E3 is a place you go to see the latest games. The biggest, best, and shiniest new products the industry has to offer. It’s a show all about looking into the future – which is why I found it a little odd that I spent so much time looking into the past. In this case, looking into the past meant ignoring the new, flashy games for a short time and instead settling on playing a remaster of a game that’s over 20 years old: Wild Guns Reloaded.
Wild Guns Reloaded version is essentially the same game it was on the SNES. Most of the action takes place on a single screen, as you and some friends fire at at waves of enemies. It’s a simple but fun concept. You move your reticle around the screen and fire one enemies, but can also throw a lasso that will temporarily slow down the bad guy it hits. You can also melee anyone that dares get too close, and jump to either side to avoid incoming fire. An interesting mechanic is that you can’t move and shoot at the same time – so you can either stand in place and move your reticle around to blast enemies, or move yourself around too get a better position.
The biggest change in Reloaded, and one I got to experience for myself, is the ability to play with up to 4 players. This is definitely welcome in a time when fewer and fewer games are bothering with local multiplayer at all. The game becomes more frantic as more players join in, and it gets more enjoyable as each player picks up a controller. The two additional players also allow for more complex strategies than in the original. As an example, when I played, our team quickly designated a player to aim for the stronger, more durable baddies, while the rest of would focus on picking off the weaker enemies before they became too much trouble. We also found ti effective to have two players focus on each half of the screen, giving more attention to a smaller area and making sure no one slips through.
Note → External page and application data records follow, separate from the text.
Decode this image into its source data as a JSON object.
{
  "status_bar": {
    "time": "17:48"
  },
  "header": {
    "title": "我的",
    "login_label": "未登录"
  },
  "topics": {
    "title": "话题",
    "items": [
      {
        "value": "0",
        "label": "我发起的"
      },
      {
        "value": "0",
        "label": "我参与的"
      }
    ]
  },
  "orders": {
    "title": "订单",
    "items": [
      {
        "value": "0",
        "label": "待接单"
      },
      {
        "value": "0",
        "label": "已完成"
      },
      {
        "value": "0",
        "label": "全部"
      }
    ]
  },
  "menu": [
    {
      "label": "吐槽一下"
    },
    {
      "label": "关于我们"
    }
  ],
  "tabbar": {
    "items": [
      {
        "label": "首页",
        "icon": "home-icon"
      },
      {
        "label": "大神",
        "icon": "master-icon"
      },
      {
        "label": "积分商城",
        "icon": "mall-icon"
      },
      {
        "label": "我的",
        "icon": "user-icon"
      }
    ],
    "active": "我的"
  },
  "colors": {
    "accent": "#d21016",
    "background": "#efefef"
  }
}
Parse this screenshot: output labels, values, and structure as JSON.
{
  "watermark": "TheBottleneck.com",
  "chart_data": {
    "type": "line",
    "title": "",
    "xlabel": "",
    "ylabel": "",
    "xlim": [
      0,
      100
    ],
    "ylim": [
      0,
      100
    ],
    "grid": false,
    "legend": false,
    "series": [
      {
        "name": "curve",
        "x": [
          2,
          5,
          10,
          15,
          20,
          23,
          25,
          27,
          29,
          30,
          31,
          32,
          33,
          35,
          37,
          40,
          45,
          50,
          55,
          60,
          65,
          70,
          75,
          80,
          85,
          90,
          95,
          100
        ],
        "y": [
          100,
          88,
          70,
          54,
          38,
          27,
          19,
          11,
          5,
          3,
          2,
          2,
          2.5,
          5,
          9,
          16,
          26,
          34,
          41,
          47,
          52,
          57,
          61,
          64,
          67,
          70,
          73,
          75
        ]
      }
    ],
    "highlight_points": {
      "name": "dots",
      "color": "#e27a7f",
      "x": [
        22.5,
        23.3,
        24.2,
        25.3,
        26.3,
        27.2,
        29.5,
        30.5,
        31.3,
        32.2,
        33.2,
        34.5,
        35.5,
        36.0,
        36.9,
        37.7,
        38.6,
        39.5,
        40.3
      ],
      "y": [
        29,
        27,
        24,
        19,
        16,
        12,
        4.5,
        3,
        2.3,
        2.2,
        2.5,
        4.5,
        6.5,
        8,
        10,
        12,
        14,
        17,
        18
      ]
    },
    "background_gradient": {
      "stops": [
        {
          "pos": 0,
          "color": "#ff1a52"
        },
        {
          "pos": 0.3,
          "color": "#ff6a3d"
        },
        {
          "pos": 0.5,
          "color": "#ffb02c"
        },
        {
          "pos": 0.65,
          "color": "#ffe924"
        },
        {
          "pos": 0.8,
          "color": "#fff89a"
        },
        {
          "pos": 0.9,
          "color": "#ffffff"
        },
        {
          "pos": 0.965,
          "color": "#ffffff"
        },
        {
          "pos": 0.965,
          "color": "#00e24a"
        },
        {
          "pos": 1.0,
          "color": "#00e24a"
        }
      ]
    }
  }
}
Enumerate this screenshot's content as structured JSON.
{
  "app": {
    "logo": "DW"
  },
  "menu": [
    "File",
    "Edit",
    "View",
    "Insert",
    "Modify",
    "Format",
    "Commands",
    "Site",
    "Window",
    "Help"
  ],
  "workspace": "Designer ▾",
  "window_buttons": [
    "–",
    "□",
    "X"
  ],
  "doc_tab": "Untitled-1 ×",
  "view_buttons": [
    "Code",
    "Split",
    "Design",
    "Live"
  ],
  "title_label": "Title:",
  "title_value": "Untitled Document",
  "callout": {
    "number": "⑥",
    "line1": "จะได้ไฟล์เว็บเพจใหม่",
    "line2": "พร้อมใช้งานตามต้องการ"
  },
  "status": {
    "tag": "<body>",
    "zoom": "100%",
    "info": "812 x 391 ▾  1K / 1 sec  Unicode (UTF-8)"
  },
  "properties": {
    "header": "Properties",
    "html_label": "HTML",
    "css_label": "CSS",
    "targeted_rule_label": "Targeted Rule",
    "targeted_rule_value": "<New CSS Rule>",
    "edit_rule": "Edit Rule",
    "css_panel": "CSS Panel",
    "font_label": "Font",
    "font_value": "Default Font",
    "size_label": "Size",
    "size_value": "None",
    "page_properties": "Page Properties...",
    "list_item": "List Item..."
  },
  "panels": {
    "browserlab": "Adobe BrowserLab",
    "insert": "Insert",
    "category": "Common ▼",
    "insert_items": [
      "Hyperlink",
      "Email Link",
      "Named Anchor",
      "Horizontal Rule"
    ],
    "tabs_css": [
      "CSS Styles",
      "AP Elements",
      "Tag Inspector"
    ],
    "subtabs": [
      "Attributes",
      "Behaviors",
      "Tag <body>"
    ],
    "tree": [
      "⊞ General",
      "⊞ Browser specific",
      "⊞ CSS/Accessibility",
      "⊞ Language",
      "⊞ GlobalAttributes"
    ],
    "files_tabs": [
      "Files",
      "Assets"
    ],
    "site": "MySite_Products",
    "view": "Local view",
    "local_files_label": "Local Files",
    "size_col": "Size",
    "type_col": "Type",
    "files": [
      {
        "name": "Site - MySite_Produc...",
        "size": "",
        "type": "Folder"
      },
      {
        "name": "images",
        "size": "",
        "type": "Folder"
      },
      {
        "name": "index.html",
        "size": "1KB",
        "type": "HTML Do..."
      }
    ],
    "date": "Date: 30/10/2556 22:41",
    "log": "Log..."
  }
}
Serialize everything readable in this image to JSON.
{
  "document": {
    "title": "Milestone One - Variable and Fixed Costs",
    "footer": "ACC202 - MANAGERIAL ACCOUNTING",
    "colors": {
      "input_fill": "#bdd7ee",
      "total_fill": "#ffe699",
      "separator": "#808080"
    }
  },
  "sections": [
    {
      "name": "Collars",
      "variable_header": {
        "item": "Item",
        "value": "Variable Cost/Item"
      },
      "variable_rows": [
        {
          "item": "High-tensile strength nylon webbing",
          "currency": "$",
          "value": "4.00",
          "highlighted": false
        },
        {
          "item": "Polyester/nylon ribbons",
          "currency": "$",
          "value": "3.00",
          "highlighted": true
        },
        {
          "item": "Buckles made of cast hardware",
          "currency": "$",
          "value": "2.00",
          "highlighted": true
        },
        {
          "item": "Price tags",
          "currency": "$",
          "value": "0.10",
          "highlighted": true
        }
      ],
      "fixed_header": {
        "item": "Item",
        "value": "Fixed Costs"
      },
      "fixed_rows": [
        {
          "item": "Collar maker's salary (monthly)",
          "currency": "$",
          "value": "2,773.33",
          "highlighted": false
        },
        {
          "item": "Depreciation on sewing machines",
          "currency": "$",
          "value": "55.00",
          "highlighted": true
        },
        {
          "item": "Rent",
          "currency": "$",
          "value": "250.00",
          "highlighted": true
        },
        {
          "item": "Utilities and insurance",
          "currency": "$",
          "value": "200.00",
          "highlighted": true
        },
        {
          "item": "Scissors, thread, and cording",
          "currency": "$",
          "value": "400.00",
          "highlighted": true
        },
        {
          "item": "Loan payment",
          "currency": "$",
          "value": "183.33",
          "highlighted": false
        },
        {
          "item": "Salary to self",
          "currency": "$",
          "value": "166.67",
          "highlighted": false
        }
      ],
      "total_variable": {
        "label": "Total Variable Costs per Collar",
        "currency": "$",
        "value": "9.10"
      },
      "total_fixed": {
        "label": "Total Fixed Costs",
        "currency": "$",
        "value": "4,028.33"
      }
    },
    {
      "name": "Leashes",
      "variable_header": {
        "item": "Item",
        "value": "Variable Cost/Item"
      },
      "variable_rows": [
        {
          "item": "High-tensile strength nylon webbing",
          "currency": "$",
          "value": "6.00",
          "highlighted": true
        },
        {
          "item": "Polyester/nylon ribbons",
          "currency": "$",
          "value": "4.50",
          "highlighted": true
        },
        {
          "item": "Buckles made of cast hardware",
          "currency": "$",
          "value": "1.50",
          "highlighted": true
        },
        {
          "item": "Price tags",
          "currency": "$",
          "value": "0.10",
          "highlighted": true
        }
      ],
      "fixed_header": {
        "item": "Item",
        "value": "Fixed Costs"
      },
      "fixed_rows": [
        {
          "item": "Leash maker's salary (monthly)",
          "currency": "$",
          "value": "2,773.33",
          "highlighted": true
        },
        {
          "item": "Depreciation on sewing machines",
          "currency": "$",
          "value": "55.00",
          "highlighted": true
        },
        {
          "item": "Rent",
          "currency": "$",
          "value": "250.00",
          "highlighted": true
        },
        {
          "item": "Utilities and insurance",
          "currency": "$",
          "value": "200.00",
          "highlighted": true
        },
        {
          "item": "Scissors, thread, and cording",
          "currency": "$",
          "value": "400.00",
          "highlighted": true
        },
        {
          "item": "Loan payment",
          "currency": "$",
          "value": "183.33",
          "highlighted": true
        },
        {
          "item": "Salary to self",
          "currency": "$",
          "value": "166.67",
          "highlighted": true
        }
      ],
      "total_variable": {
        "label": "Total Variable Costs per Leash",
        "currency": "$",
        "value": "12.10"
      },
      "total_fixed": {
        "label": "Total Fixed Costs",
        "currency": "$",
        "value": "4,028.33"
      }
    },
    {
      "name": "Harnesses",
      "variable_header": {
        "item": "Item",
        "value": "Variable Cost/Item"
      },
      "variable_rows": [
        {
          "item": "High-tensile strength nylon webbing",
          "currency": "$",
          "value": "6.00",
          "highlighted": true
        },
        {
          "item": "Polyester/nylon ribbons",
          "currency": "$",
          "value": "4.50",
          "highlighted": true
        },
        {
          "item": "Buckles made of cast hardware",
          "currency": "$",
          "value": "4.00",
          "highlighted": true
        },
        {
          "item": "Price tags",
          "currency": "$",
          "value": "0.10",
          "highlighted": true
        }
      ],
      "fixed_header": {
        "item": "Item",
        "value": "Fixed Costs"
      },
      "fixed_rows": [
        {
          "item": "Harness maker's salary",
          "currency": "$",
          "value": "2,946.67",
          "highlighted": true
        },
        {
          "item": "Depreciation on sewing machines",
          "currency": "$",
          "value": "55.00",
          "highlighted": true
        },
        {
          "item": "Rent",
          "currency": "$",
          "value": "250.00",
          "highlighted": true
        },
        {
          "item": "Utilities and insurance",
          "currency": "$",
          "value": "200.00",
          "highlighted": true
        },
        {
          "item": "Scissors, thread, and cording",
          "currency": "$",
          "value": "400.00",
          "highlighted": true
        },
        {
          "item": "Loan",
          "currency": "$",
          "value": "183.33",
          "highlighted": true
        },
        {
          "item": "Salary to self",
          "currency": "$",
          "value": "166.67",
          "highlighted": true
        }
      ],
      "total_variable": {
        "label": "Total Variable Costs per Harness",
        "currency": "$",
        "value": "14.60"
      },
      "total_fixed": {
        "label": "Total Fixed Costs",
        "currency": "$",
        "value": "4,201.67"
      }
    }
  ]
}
In addition to the updated gameplay, the graphics have been upped a bit to fit modern standards and displays. Widescreen is in, everything is rendered in 1080p, and a filter has been added to smooth over the pixels (whether this is better or worse is a matter of taste). It looks great, and the Wild Guns‘ wild west crossed with steampunk setting is still interesting to look at, with fun environments and creative enemy designs.
I didn’t spend long with Wild Guns Reloaded, but I spent long enough to remind myself of why I liked the original game so much. The two new characters and extra stages and bosses are merely a bonus – Wild Guns would have been worth playing again purely for the 4 player support. The game is a little shallow with only one player, but is a blast with a full roster, bringing me back to 20 years ago and reminding me why I like videogames so much in the first place.